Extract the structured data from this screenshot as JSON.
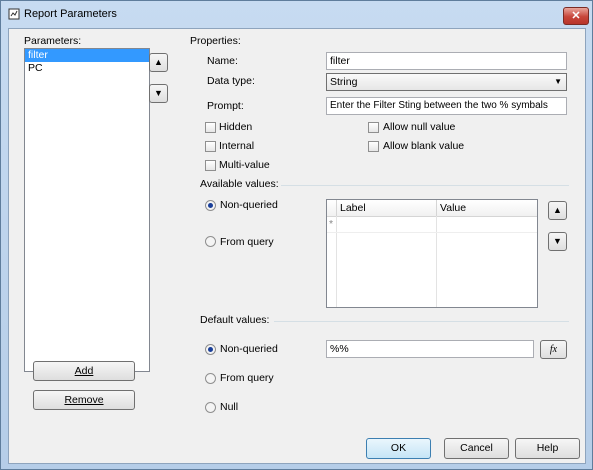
{
  "window": {
    "title": "Report Parameters",
    "close": "✕"
  },
  "params": {
    "label": "Parameters:",
    "items": [
      "filter",
      "PC"
    ],
    "selected_index": 0,
    "add": "Add",
    "remove": "Remove"
  },
  "properties": {
    "header": "Properties:",
    "name_label": "Name:",
    "name_value": "filter",
    "type_label": "Data type:",
    "type_value": "String",
    "prompt_label": "Prompt:",
    "prompt_value": "Enter the Filter Sting between the two % symbals",
    "checks": {
      "hidden": "Hidden",
      "internal": "Internal",
      "multi": "Multi-value",
      "allow_null": "Allow null value",
      "allow_blank": "Allow blank value"
    }
  },
  "available": {
    "header": "Available values:",
    "non_queried": "Non-queried",
    "from_query": "From query",
    "col_label": "Label",
    "col_value": "Value",
    "new_row_marker": "*"
  },
  "default": {
    "header": "Default values:",
    "non_queried": "Non-queried",
    "from_query": "From query",
    "null": "Null",
    "value": "%%",
    "fx": "fx"
  },
  "footer": {
    "ok": "OK",
    "cancel": "Cancel",
    "help": "Help"
  }
}
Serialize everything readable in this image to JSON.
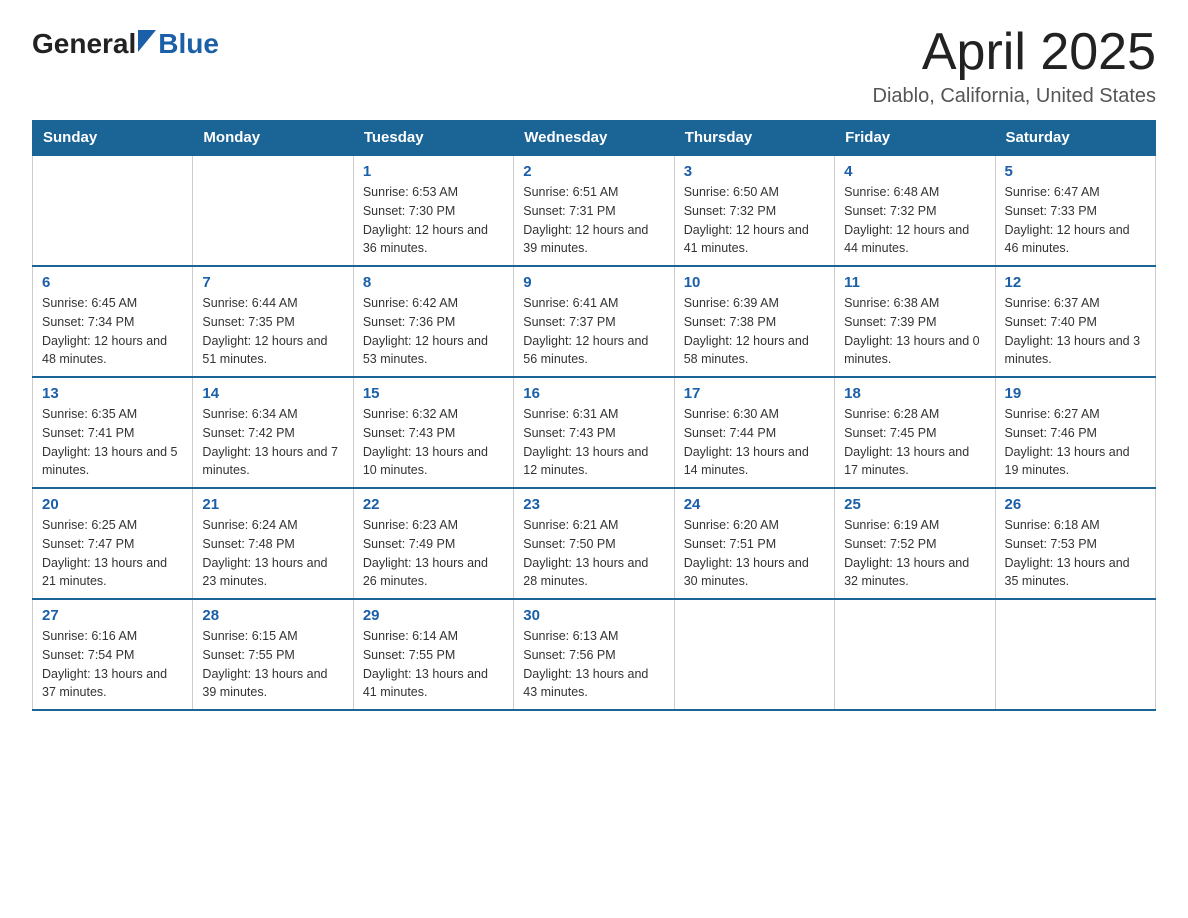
{
  "header": {
    "logo_general": "General",
    "logo_blue": "Blue",
    "title": "April 2025",
    "subtitle": "Diablo, California, United States"
  },
  "columns": [
    "Sunday",
    "Monday",
    "Tuesday",
    "Wednesday",
    "Thursday",
    "Friday",
    "Saturday"
  ],
  "weeks": [
    [
      {
        "day": "",
        "sunrise": "",
        "sunset": "",
        "daylight": ""
      },
      {
        "day": "",
        "sunrise": "",
        "sunset": "",
        "daylight": ""
      },
      {
        "day": "1",
        "sunrise": "Sunrise: 6:53 AM",
        "sunset": "Sunset: 7:30 PM",
        "daylight": "Daylight: 12 hours and 36 minutes."
      },
      {
        "day": "2",
        "sunrise": "Sunrise: 6:51 AM",
        "sunset": "Sunset: 7:31 PM",
        "daylight": "Daylight: 12 hours and 39 minutes."
      },
      {
        "day": "3",
        "sunrise": "Sunrise: 6:50 AM",
        "sunset": "Sunset: 7:32 PM",
        "daylight": "Daylight: 12 hours and 41 minutes."
      },
      {
        "day": "4",
        "sunrise": "Sunrise: 6:48 AM",
        "sunset": "Sunset: 7:32 PM",
        "daylight": "Daylight: 12 hours and 44 minutes."
      },
      {
        "day": "5",
        "sunrise": "Sunrise: 6:47 AM",
        "sunset": "Sunset: 7:33 PM",
        "daylight": "Daylight: 12 hours and 46 minutes."
      }
    ],
    [
      {
        "day": "6",
        "sunrise": "Sunrise: 6:45 AM",
        "sunset": "Sunset: 7:34 PM",
        "daylight": "Daylight: 12 hours and 48 minutes."
      },
      {
        "day": "7",
        "sunrise": "Sunrise: 6:44 AM",
        "sunset": "Sunset: 7:35 PM",
        "daylight": "Daylight: 12 hours and 51 minutes."
      },
      {
        "day": "8",
        "sunrise": "Sunrise: 6:42 AM",
        "sunset": "Sunset: 7:36 PM",
        "daylight": "Daylight: 12 hours and 53 minutes."
      },
      {
        "day": "9",
        "sunrise": "Sunrise: 6:41 AM",
        "sunset": "Sunset: 7:37 PM",
        "daylight": "Daylight: 12 hours and 56 minutes."
      },
      {
        "day": "10",
        "sunrise": "Sunrise: 6:39 AM",
        "sunset": "Sunset: 7:38 PM",
        "daylight": "Daylight: 12 hours and 58 minutes."
      },
      {
        "day": "11",
        "sunrise": "Sunrise: 6:38 AM",
        "sunset": "Sunset: 7:39 PM",
        "daylight": "Daylight: 13 hours and 0 minutes."
      },
      {
        "day": "12",
        "sunrise": "Sunrise: 6:37 AM",
        "sunset": "Sunset: 7:40 PM",
        "daylight": "Daylight: 13 hours and 3 minutes."
      }
    ],
    [
      {
        "day": "13",
        "sunrise": "Sunrise: 6:35 AM",
        "sunset": "Sunset: 7:41 PM",
        "daylight": "Daylight: 13 hours and 5 minutes."
      },
      {
        "day": "14",
        "sunrise": "Sunrise: 6:34 AM",
        "sunset": "Sunset: 7:42 PM",
        "daylight": "Daylight: 13 hours and 7 minutes."
      },
      {
        "day": "15",
        "sunrise": "Sunrise: 6:32 AM",
        "sunset": "Sunset: 7:43 PM",
        "daylight": "Daylight: 13 hours and 10 minutes."
      },
      {
        "day": "16",
        "sunrise": "Sunrise: 6:31 AM",
        "sunset": "Sunset: 7:43 PM",
        "daylight": "Daylight: 13 hours and 12 minutes."
      },
      {
        "day": "17",
        "sunrise": "Sunrise: 6:30 AM",
        "sunset": "Sunset: 7:44 PM",
        "daylight": "Daylight: 13 hours and 14 minutes."
      },
      {
        "day": "18",
        "sunrise": "Sunrise: 6:28 AM",
        "sunset": "Sunset: 7:45 PM",
        "daylight": "Daylight: 13 hours and 17 minutes."
      },
      {
        "day": "19",
        "sunrise": "Sunrise: 6:27 AM",
        "sunset": "Sunset: 7:46 PM",
        "daylight": "Daylight: 13 hours and 19 minutes."
      }
    ],
    [
      {
        "day": "20",
        "sunrise": "Sunrise: 6:25 AM",
        "sunset": "Sunset: 7:47 PM",
        "daylight": "Daylight: 13 hours and 21 minutes."
      },
      {
        "day": "21",
        "sunrise": "Sunrise: 6:24 AM",
        "sunset": "Sunset: 7:48 PM",
        "daylight": "Daylight: 13 hours and 23 minutes."
      },
      {
        "day": "22",
        "sunrise": "Sunrise: 6:23 AM",
        "sunset": "Sunset: 7:49 PM",
        "daylight": "Daylight: 13 hours and 26 minutes."
      },
      {
        "day": "23",
        "sunrise": "Sunrise: 6:21 AM",
        "sunset": "Sunset: 7:50 PM",
        "daylight": "Daylight: 13 hours and 28 minutes."
      },
      {
        "day": "24",
        "sunrise": "Sunrise: 6:20 AM",
        "sunset": "Sunset: 7:51 PM",
        "daylight": "Daylight: 13 hours and 30 minutes."
      },
      {
        "day": "25",
        "sunrise": "Sunrise: 6:19 AM",
        "sunset": "Sunset: 7:52 PM",
        "daylight": "Daylight: 13 hours and 32 minutes."
      },
      {
        "day": "26",
        "sunrise": "Sunrise: 6:18 AM",
        "sunset": "Sunset: 7:53 PM",
        "daylight": "Daylight: 13 hours and 35 minutes."
      }
    ],
    [
      {
        "day": "27",
        "sunrise": "Sunrise: 6:16 AM",
        "sunset": "Sunset: 7:54 PM",
        "daylight": "Daylight: 13 hours and 37 minutes."
      },
      {
        "day": "28",
        "sunrise": "Sunrise: 6:15 AM",
        "sunset": "Sunset: 7:55 PM",
        "daylight": "Daylight: 13 hours and 39 minutes."
      },
      {
        "day": "29",
        "sunrise": "Sunrise: 6:14 AM",
        "sunset": "Sunset: 7:55 PM",
        "daylight": "Daylight: 13 hours and 41 minutes."
      },
      {
        "day": "30",
        "sunrise": "Sunrise: 6:13 AM",
        "sunset": "Sunset: 7:56 PM",
        "daylight": "Daylight: 13 hours and 43 minutes."
      },
      {
        "day": "",
        "sunrise": "",
        "sunset": "",
        "daylight": ""
      },
      {
        "day": "",
        "sunrise": "",
        "sunset": "",
        "daylight": ""
      },
      {
        "day": "",
        "sunrise": "",
        "sunset": "",
        "daylight": ""
      }
    ]
  ]
}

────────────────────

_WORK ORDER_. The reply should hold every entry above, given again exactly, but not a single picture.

_TASK ANSWER_.
Extract the structured data from this screenshot as JSON.
{
  "window": {
    "title": "Report Parameters",
    "close": "✕"
  },
  "params": {
    "label": "Parameters:",
    "items": [
      "filter",
      "PC"
    ],
    "selected_index": 0,
    "add": "Add",
    "remove": "Remove"
  },
  "properties": {
    "header": "Properties:",
    "name_label": "Name:",
    "name_value": "filter",
    "type_label": "Data type:",
    "type_value": "String",
    "prompt_label": "Prompt:",
    "prompt_value": "Enter the Filter Sting between the two % symbals",
    "checks": {
      "hidden": "Hidden",
      "internal": "Internal",
      "multi": "Multi-value",
      "allow_null": "Allow null value",
      "allow_blank": "Allow blank value"
    }
  },
  "available": {
    "header": "Available values:",
    "non_queried": "Non-queried",
    "from_query": "From query",
    "col_label": "Label",
    "col_value": "Value",
    "new_row_marker": "*"
  },
  "default": {
    "header": "Default values:",
    "non_queried": "Non-queried",
    "from_query": "From query",
    "null": "Null",
    "value": "%%",
    "fx": "fx"
  },
  "footer": {
    "ok": "OK",
    "cancel": "Cancel",
    "help": "Help"
  }
}
Serialize everything readable in this image to JSON.
{
  "header": {
    "logo_general": "General",
    "logo_blue": "Blue",
    "title": "April 2025",
    "subtitle": "Diablo, California, United States"
  },
  "columns": [
    "Sunday",
    "Monday",
    "Tuesday",
    "Wednesday",
    "Thursday",
    "Friday",
    "Saturday"
  ],
  "weeks": [
    [
      {
        "day": "",
        "sunrise": "",
        "sunset": "",
        "daylight": ""
      },
      {
        "day": "",
        "sunrise": "",
        "sunset": "",
        "daylight": ""
      },
      {
        "day": "1",
        "sunrise": "Sunrise: 6:53 AM",
        "sunset": "Sunset: 7:30 PM",
        "daylight": "Daylight: 12 hours and 36 minutes."
      },
      {
        "day": "2",
        "sunrise": "Sunrise: 6:51 AM",
        "sunset": "Sunset: 7:31 PM",
        "daylight": "Daylight: 12 hours and 39 minutes."
      },
      {
        "day": "3",
        "sunrise": "Sunrise: 6:50 AM",
        "sunset": "Sunset: 7:32 PM",
        "daylight": "Daylight: 12 hours and 41 minutes."
      },
      {
        "day": "4",
        "sunrise": "Sunrise: 6:48 AM",
        "sunset": "Sunset: 7:32 PM",
        "daylight": "Daylight: 12 hours and 44 minutes."
      },
      {
        "day": "5",
        "sunrise": "Sunrise: 6:47 AM",
        "sunset": "Sunset: 7:33 PM",
        "daylight": "Daylight: 12 hours and 46 minutes."
      }
    ],
    [
      {
        "day": "6",
        "sunrise": "Sunrise: 6:45 AM",
        "sunset": "Sunset: 7:34 PM",
        "daylight": "Daylight: 12 hours and 48 minutes."
      },
      {
        "day": "7",
        "sunrise": "Sunrise: 6:44 AM",
        "sunset": "Sunset: 7:35 PM",
        "daylight": "Daylight: 12 hours and 51 minutes."
      },
      {
        "day": "8",
        "sunrise": "Sunrise: 6:42 AM",
        "sunset": "Sunset: 7:36 PM",
        "daylight": "Daylight: 12 hours and 53 minutes."
      },
      {
        "day": "9",
        "sunrise": "Sunrise: 6:41 AM",
        "sunset": "Sunset: 7:37 PM",
        "daylight": "Daylight: 12 hours and 56 minutes."
      },
      {
        "day": "10",
        "sunrise": "Sunrise: 6:39 AM",
        "sunset": "Sunset: 7:38 PM",
        "daylight": "Daylight: 12 hours and 58 minutes."
      },
      {
        "day": "11",
        "sunrise": "Sunrise: 6:38 AM",
        "sunset": "Sunset: 7:39 PM",
        "daylight": "Daylight: 13 hours and 0 minutes."
      },
      {
        "day": "12",
        "sunrise": "Sunrise: 6:37 AM",
        "sunset": "Sunset: 7:40 PM",
        "daylight": "Daylight: 13 hours and 3 minutes."
      }
    ],
    [
      {
        "day": "13",
        "sunrise": "Sunrise: 6:35 AM",
        "sunset": "Sunset: 7:41 PM",
        "daylight": "Daylight: 13 hours and 5 minutes."
      },
      {
        "day": "14",
        "sunrise": "Sunrise: 6:34 AM",
        "sunset": "Sunset: 7:42 PM",
        "daylight": "Daylight: 13 hours and 7 minutes."
      },
      {
        "day": "15",
        "sunrise": "Sunrise: 6:32 AM",
        "sunset": "Sunset: 7:43 PM",
        "daylight": "Daylight: 13 hours and 10 minutes."
      },
      {
        "day": "16",
        "sunrise": "Sunrise: 6:31 AM",
        "sunset": "Sunset: 7:43 PM",
        "daylight": "Daylight: 13 hours and 12 minutes."
      },
      {
        "day": "17",
        "sunrise": "Sunrise: 6:30 AM",
        "sunset": "Sunset: 7:44 PM",
        "daylight": "Daylight: 13 hours and 14 minutes."
      },
      {
        "day": "18",
        "sunrise": "Sunrise: 6:28 AM",
        "sunset": "Sunset: 7:45 PM",
        "daylight": "Daylight: 13 hours and 17 minutes."
      },
      {
        "day": "19",
        "sunrise": "Sunrise: 6:27 AM",
        "sunset": "Sunset: 7:46 PM",
        "daylight": "Daylight: 13 hours and 19 minutes."
      }
    ],
    [
      {
        "day": "20",
        "sunrise": "Sunrise: 6:25 AM",
        "sunset": "Sunset: 7:47 PM",
        "daylight": "Daylight: 13 hours and 21 minutes."
      },
      {
        "day": "21",
        "sunrise": "Sunrise: 6:24 AM",
        "sunset": "Sunset: 7:48 PM",
        "daylight": "Daylight: 13 hours and 23 minutes."
      },
      {
        "day": "22",
        "sunrise": "Sunrise: 6:23 AM",
        "sunset": "Sunset: 7:49 PM",
        "daylight": "Daylight: 13 hours and 26 minutes."
      },
      {
        "day": "23",
        "sunrise": "Sunrise: 6:21 AM",
        "sunset": "Sunset: 7:50 PM",
        "daylight": "Daylight: 13 hours and 28 minutes."
      },
      {
        "day": "24",
        "sunrise": "Sunrise: 6:20 AM",
        "sunset": "Sunset: 7:51 PM",
        "daylight": "Daylight: 13 hours and 30 minutes."
      },
      {
        "day": "25",
        "sunrise": "Sunrise: 6:19 AM",
        "sunset": "Sunset: 7:52 PM",
        "daylight": "Daylight: 13 hours and 32 minutes."
      },
      {
        "day": "26",
        "sunrise": "Sunrise: 6:18 AM",
        "sunset": "Sunset: 7:53 PM",
        "daylight": "Daylight: 13 hours and 35 minutes."
      }
    ],
    [
      {
        "day": "27",
        "sunrise": "Sunrise: 6:16 AM",
        "sunset": "Sunset: 7:54 PM",
        "daylight": "Daylight: 13 hours and 37 minutes."
      },
      {
        "day": "28",
        "sunrise": "Sunrise: 6:15 AM",
        "sunset": "Sunset: 7:55 PM",
        "daylight": "Daylight: 13 hours and 39 minutes."
      },
      {
        "day": "29",
        "sunrise": "Sunrise: 6:14 AM",
        "sunset": "Sunset: 7:55 PM",
        "daylight": "Daylight: 13 hours and 41 minutes."
      },
      {
        "day": "30",
        "sunrise": "Sunrise: 6:13 AM",
        "sunset": "Sunset: 7:56 PM",
        "daylight": "Daylight: 13 hours and 43 minutes."
      },
      {
        "day": "",
        "sunrise": "",
        "sunset": "",
        "daylight": ""
      },
      {
        "day": "",
        "sunrise": "",
        "sunset": "",
        "daylight": ""
      },
      {
        "day": "",
        "sunrise": "",
        "sunset": "",
        "daylight": ""
      }
    ]
  ]
}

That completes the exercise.